Too much?
Tent borrowed from Jesse.
Dead stowaway frog removed by John.
The site.


Jarad & Cate were there too!
Ellie G.


We made friends.
I came back from Coachella refreshed. (I really did get a lot of sleep.) And the next chapter of my life had started without me. As a rule, I don't write about work. I did once and I'll describe the result as a fantastic learning experience. In this instance however, writing about work can't be helped. I left for Coachella with a great job that I really really really liked. When I got back from Coachella it was gone. I don't want to write "I lost my job," because that's not what happened. I didn't misplace it. It was not taken from me and given to someone else. My job - the whole company actually - disappeared. It didn't happen overnight and it was a risk that I understood when I took the role. Still, it was surprising and I found myself in the position of being unemployed for the first time since I was 17. It did not compute at first.
"I think everyone should be unemployed at some point in their lives." 
An employed friend said that to an unemployed friend last year and it stuck with me. The employed friend had been unemployed before - so it's not that he didn't understand. He just thought it built character or experience or something. When faced with my own unemployment, I was at a loss for positives.
"Go back to the station."
This well meaning phrase would - over the following months - turn me into a lunatic. I get the intent. I liked news well enough. I was good at it. I could easily get a job doing the same thing and my life wouldn't have to miss a beat. Suggesting I return to my professional roots was logical to everyone who suggested it. Still, the idea of it reduced me to a frothing, ranting mess.
"Do you remember when I was in news? Do you remember when I was miserable? There are other things that I can do, other things that I can be good at. Do you think I can only be good at one thing? I'm too young to be professionally complacent. Why don't you care about what I want to do? Why don't you think I can succeed in another industry? Why should my goal be to work for a paycheck? I know what it's like to find your work satisfying and I will NOT GO BACK!" [insert panting]
When you don't have a job, people invite you to things.
Because really, you don't have anywhere else to be.
04.29.14

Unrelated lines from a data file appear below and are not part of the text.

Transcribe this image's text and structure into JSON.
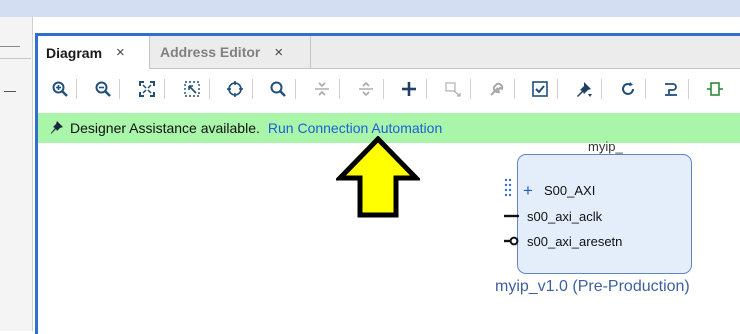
{
  "tabs": [
    {
      "label": "Diagram",
      "close": "×",
      "active": true
    },
    {
      "label": "Address Editor",
      "close": "×",
      "active": false
    }
  ],
  "toolbar": {
    "icons": [
      "zoom-in-icon",
      "zoom-out-icon",
      "fit-view-icon",
      "zoom-area-icon",
      "center-icon",
      "search-icon",
      "collapse-icon",
      "expand-icon",
      "add-ip-icon",
      "make-connection-icon",
      "wrench-icon",
      "validate-icon",
      "pin-icon",
      "refresh-icon",
      "regenerate-layout-icon",
      "ports-icon"
    ]
  },
  "banner": {
    "message": "Designer Assistance available.",
    "link": "Run Connection Automation",
    "background": "#a9f5a9",
    "link_color": "#1d5fd6"
  },
  "block": {
    "title_fragment": "myip_",
    "ports": [
      {
        "label": "S00_AXI",
        "symbol": "+"
      },
      {
        "label": "s00_axi_aclk"
      },
      {
        "label": "s00_axi_aresetn"
      }
    ],
    "caption": "myip_v1.0 (Pre-Production)"
  },
  "colors": {
    "accent": "#2f6fd0",
    "block_fill": "#e4eefb",
    "block_border": "#5f87c6",
    "arrow_fill": "#ffff00"
  }
}
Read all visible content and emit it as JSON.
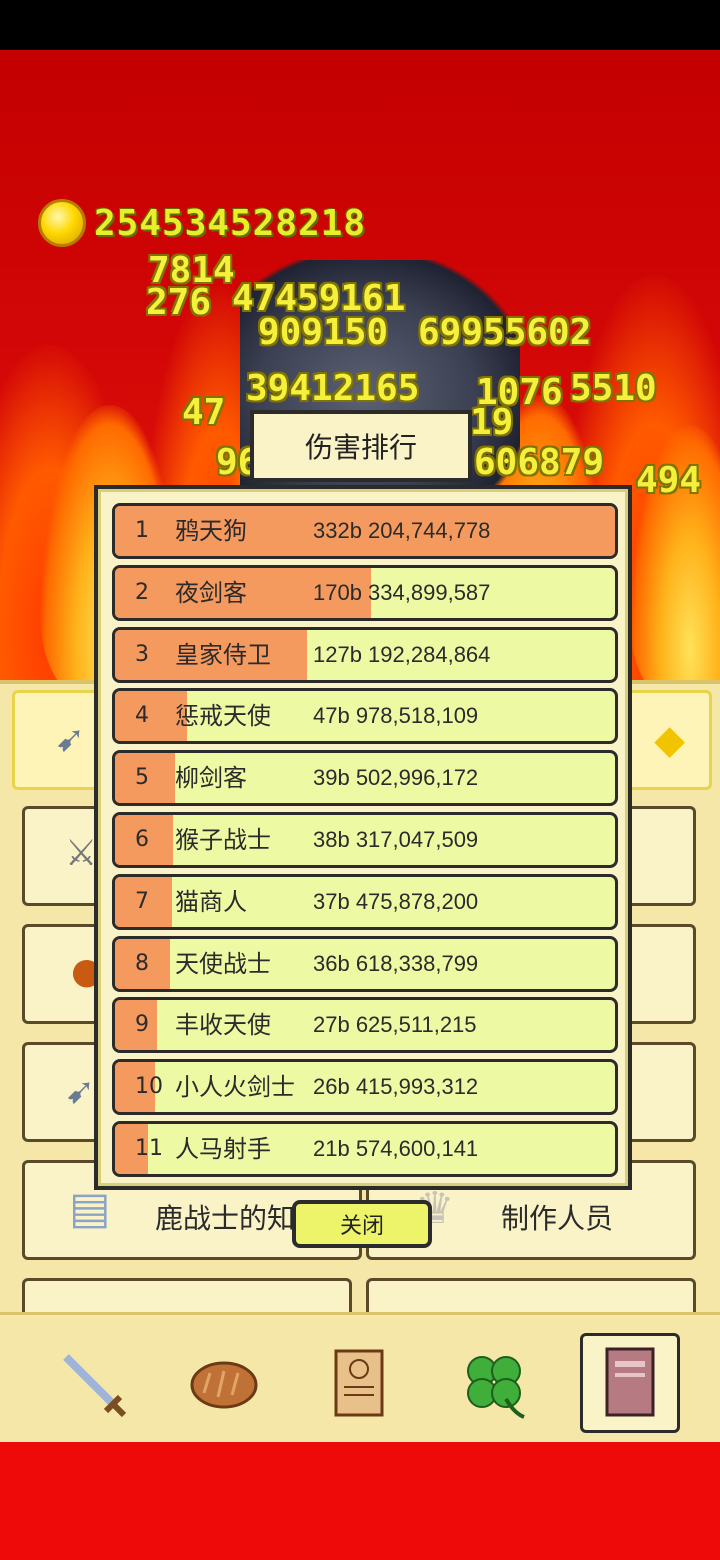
{
  "coins": "25453452821 8",
  "coins_display": "254534528218",
  "floating_damage": [
    "7814",
    "276",
    "47459161",
    "909150",
    "69955602",
    "39412165",
    "1076",
    "5510",
    "47",
    "19",
    "96",
    "606879",
    "494"
  ],
  "dialog": {
    "title": "伤害排行",
    "close_label": "关闭",
    "rows": [
      {
        "rank": "1",
        "name": "鸦天狗",
        "damage": "332b 204,744,778",
        "share": 1.0
      },
      {
        "rank": "2",
        "name": "夜剑客",
        "damage": "170b 334,899,587",
        "share": 0.512
      },
      {
        "rank": "3",
        "name": "皇家侍卫",
        "damage": "127b 192,284,864",
        "share": 0.384
      },
      {
        "rank": "4",
        "name": "惩戒天使",
        "damage": "47b 978,518,109",
        "share": 0.144
      },
      {
        "rank": "5",
        "name": "柳剑客",
        "damage": "39b 502,996,172",
        "share": 0.119
      },
      {
        "rank": "6",
        "name": "猴子战士",
        "damage": "38b 317,047,509",
        "share": 0.115
      },
      {
        "rank": "7",
        "name": "猫商人",
        "damage": "37b 475,878,200",
        "share": 0.113
      },
      {
        "rank": "8",
        "name": "天使战士",
        "damage": "36b 618,338,799",
        "share": 0.11
      },
      {
        "rank": "9",
        "name": "丰收天使",
        "damage": "27b 625,511,215",
        "share": 0.083
      },
      {
        "rank": "10",
        "name": "小人火剑士",
        "damage": "26b 415,993,312",
        "share": 0.08
      },
      {
        "rank": "11",
        "name": "人马射手",
        "damage": "21b 574,600,141",
        "share": 0.065
      }
    ]
  },
  "background": {
    "knowledge_label": "鹿战士的知识",
    "credits_label": "制作人员"
  },
  "nav": [
    "sword-icon",
    "bread-icon",
    "scroll-icon",
    "clover-icon",
    "book-icon"
  ],
  "colors": {
    "bar_fill": "#f59a5e",
    "row_bg": "#eef9a4",
    "panel": "#fbf3c8"
  }
}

I mean I didn't start out like that, but it didn't take long for me to get there. In my defense, I wasn't soliciting advice or lamenting my situation. I did have fears that I would be forced backward professionally and when (again) well-meaning people suggested I regress voluntarily, I took it as a lack of faith in my abilities. I stopped sharing job prospects. I stopped giving updates. I stopped hanging out with people who couldn't talk about anything other than my employment. I retreated, because I needed to focus on me and I needed to be unwavering in that focus. I was thankful for everyone who had been unemployed, because they understood. They knew the right amount of conversation to have, the right tone to take and the right actions to suggest. As always, people allowed me to make the best of a "bad" situation.